the iceberg white/aquamarine of the wave crests + sea-spray being the only
(slightly incongruous) colour in this seascape. We have 25 knots of wind or
there abouts + we are doing our utmost to hang onto the lead. We want those
3 points for going through the scoring gate first and then the 12 points on
offer after that.

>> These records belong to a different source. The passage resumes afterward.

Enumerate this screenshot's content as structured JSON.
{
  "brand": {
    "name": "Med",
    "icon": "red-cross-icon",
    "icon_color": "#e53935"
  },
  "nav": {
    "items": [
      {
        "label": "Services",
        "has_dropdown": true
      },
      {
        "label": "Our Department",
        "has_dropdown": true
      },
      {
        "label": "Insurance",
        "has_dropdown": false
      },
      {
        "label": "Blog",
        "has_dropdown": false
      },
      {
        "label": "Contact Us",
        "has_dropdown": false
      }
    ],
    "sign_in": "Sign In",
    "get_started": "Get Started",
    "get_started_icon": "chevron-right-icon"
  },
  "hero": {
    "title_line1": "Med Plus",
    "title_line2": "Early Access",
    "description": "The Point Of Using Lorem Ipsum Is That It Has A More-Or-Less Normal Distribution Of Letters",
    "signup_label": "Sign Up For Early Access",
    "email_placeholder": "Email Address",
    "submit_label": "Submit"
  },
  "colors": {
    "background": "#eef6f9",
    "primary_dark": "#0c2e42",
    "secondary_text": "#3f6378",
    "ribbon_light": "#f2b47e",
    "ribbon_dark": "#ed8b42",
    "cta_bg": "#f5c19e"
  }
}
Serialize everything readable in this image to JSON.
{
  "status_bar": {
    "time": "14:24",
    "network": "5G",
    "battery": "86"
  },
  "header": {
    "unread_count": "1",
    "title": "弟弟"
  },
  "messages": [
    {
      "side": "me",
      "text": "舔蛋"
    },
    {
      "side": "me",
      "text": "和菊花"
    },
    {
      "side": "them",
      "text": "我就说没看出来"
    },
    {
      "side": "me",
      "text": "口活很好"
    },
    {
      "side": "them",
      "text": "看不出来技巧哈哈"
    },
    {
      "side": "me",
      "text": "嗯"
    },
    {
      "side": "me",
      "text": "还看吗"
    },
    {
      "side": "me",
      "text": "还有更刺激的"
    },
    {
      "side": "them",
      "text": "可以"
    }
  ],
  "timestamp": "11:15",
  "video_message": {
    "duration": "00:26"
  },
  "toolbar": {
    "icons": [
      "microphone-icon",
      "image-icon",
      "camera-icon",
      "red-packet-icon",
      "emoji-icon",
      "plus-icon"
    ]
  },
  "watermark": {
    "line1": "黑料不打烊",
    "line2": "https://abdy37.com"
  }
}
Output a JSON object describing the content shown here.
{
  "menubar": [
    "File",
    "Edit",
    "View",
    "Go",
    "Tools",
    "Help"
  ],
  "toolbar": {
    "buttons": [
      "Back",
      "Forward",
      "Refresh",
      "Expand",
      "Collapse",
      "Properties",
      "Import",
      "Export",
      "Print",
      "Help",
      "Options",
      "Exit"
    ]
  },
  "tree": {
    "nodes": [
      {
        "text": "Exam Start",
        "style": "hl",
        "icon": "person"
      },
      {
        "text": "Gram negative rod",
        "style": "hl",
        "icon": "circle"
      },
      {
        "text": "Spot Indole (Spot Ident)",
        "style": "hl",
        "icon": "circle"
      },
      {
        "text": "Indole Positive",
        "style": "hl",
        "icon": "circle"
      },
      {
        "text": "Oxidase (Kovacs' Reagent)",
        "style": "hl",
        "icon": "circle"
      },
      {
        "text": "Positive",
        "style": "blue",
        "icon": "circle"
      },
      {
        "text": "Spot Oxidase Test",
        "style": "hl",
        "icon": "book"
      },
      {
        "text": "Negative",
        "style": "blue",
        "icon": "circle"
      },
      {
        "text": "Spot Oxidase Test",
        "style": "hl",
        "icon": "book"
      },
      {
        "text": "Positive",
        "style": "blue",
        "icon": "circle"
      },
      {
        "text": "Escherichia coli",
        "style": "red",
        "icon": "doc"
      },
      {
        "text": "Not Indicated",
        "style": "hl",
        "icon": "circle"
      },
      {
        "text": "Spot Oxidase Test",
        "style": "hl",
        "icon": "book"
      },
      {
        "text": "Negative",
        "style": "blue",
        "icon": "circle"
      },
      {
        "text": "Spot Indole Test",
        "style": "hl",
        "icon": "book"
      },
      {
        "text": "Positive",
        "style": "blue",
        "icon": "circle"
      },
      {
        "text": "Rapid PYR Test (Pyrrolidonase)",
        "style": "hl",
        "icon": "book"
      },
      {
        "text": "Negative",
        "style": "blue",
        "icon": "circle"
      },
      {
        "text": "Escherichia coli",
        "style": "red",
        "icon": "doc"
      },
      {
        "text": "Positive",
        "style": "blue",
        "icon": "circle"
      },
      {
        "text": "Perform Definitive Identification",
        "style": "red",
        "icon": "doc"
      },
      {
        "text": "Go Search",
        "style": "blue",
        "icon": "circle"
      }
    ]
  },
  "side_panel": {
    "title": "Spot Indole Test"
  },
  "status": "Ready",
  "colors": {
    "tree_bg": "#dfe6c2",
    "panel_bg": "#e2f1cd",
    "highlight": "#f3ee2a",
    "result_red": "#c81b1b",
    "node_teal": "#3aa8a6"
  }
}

If it is going to be this uncomfortable then it might as well be in a good
cause. Derry (CV30) has been challenging us hard – there is nothing like
sailing to victory coming into your own home port. This morning we hoisted
the C3 spinnaker in reply (as against the safer sail plan of yankie +
staysail) + are now making about 13 knots. The air temperature has risen
since yesterday (just) but the crew on deck is still taking a battering +
so we are rotating hourly, each hour half the watch going up to man the
vital ropes to prevent the boat being over-powered. Right now it feels like
we are on a run-away train. As I type it is 26 miles to the scoring gate –
2 hours to the first of our tally of points.

Life definitely feels like it’s on the edge. I wouldn’t say I feel fearful
right now – when things go wrong (and we’ve had a couple of ‘All hands on
deck’ today) I find there is too much to concentrate on (getting the right
lines pulled in/thrown off sort of stuff) to have superfluous worries  of
the ‘what if’ type. I would say I am grimly determined along with every
other member of the crew.

Still a long way to go but a shorter distance than for everybody else in
the fleet that has to be a bonus.